The onions and garlic are often triggers, but the length of cooking renders them safe for many. This sauce has a neutral pH so it should be safe for those with GERD (Acid Reflux).


This recipe is safe for those who are lactose intolerant.

Coumadin® (Warfarin)

This recipe is safe for Coumadin (warfarin) users.

Gluten Sensitivity

This recipe is safe for those who are sensitive to gluten.


This is a low sodium recipe.

Recipe Notes

There is a lot of information on the Internet about reducing acid in tomato sauce, and I couldn’t substantiate any of it. For instance, one site said to remove the seeds and skin, but my tests showed no change in acidity.
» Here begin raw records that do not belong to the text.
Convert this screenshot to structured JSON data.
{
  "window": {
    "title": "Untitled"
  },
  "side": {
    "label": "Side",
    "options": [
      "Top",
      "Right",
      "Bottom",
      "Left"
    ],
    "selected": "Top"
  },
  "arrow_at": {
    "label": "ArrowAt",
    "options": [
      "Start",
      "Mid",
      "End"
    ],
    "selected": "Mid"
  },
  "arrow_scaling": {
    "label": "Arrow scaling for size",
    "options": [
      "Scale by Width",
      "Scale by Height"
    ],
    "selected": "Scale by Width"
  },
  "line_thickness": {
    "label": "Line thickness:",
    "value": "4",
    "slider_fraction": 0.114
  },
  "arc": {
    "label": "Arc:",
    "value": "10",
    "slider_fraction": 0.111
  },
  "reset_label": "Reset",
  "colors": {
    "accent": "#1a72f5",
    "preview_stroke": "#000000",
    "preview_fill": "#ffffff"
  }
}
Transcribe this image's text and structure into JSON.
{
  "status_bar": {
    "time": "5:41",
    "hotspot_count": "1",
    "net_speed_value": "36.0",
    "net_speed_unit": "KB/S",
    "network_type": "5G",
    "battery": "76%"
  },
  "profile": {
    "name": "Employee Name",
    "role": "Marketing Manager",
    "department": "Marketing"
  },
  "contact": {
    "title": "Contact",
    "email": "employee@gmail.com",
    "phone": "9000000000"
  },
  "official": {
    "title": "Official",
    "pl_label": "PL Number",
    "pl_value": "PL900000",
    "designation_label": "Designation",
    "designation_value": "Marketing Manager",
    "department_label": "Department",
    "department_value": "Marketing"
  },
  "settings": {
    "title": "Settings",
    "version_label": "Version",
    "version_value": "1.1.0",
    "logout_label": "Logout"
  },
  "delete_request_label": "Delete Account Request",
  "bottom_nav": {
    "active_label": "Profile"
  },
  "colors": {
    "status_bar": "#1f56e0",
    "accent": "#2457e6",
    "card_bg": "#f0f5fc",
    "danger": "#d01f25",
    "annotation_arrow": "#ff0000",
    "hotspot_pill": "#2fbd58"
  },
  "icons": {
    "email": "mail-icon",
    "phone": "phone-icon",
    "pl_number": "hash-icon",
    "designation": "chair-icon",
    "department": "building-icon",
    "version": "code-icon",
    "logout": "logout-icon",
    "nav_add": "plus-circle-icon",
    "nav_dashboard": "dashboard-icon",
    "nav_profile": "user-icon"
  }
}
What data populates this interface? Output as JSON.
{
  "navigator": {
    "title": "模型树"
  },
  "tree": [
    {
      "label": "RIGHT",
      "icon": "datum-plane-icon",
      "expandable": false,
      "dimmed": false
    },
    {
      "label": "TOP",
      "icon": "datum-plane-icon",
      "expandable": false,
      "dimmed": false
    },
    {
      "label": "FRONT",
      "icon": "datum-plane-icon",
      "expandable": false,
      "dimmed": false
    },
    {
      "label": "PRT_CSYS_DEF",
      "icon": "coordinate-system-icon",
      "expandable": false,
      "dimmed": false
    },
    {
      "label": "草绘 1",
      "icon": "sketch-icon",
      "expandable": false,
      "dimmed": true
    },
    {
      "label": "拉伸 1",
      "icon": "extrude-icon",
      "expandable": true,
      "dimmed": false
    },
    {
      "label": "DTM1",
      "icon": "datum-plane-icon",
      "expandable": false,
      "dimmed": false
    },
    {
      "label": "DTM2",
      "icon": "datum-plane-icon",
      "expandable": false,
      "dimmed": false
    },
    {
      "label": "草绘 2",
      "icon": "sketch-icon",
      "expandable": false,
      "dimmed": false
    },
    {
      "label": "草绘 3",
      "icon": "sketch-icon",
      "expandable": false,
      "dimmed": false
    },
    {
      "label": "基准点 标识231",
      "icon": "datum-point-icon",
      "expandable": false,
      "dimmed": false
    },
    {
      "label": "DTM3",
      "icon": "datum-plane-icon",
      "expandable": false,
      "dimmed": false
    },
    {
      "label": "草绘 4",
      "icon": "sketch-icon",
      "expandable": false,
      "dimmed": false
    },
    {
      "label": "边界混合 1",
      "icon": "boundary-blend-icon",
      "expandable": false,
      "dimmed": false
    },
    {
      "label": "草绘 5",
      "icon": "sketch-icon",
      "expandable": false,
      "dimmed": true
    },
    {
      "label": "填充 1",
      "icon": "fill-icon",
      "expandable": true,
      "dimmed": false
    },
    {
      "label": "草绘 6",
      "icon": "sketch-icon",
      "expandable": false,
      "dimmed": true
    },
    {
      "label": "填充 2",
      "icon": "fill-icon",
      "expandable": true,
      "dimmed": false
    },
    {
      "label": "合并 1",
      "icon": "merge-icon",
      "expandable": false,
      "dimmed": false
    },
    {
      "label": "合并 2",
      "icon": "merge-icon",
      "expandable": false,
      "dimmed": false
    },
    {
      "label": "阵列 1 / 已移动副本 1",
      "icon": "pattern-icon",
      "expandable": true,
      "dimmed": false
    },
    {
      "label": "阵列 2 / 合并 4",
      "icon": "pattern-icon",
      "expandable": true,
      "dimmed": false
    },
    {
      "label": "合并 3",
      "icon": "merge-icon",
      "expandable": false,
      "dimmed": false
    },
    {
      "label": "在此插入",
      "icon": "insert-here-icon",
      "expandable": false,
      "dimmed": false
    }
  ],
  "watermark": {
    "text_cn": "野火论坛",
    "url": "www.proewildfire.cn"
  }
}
There was a case for cooking tomatoes for a short time, cooking them for a long time, using overripe and under-ripe tomatoes.

The only way to make the sauce acid neutral is to use just a little bit of baking soda. Too much and it will taste soapy. Notice that there is no need to add salt – there’s enough in the baking soda.

While the garlic and onions are usually considered triggers, the length of cooking in this recipe (over 3 hours) softens their flavors, and for many this renders these ingredients safe.

This sauce deliberately does not use spices. Try adding your favorite spices one at a time to see if they trigger your GERD. The oils in fresh herbs like basil or oregano can be GERD triggers, so you might want to use dried herbs instead.

"That's a speecy, spicy sauce..."

1970s Alka Seltzer television commercial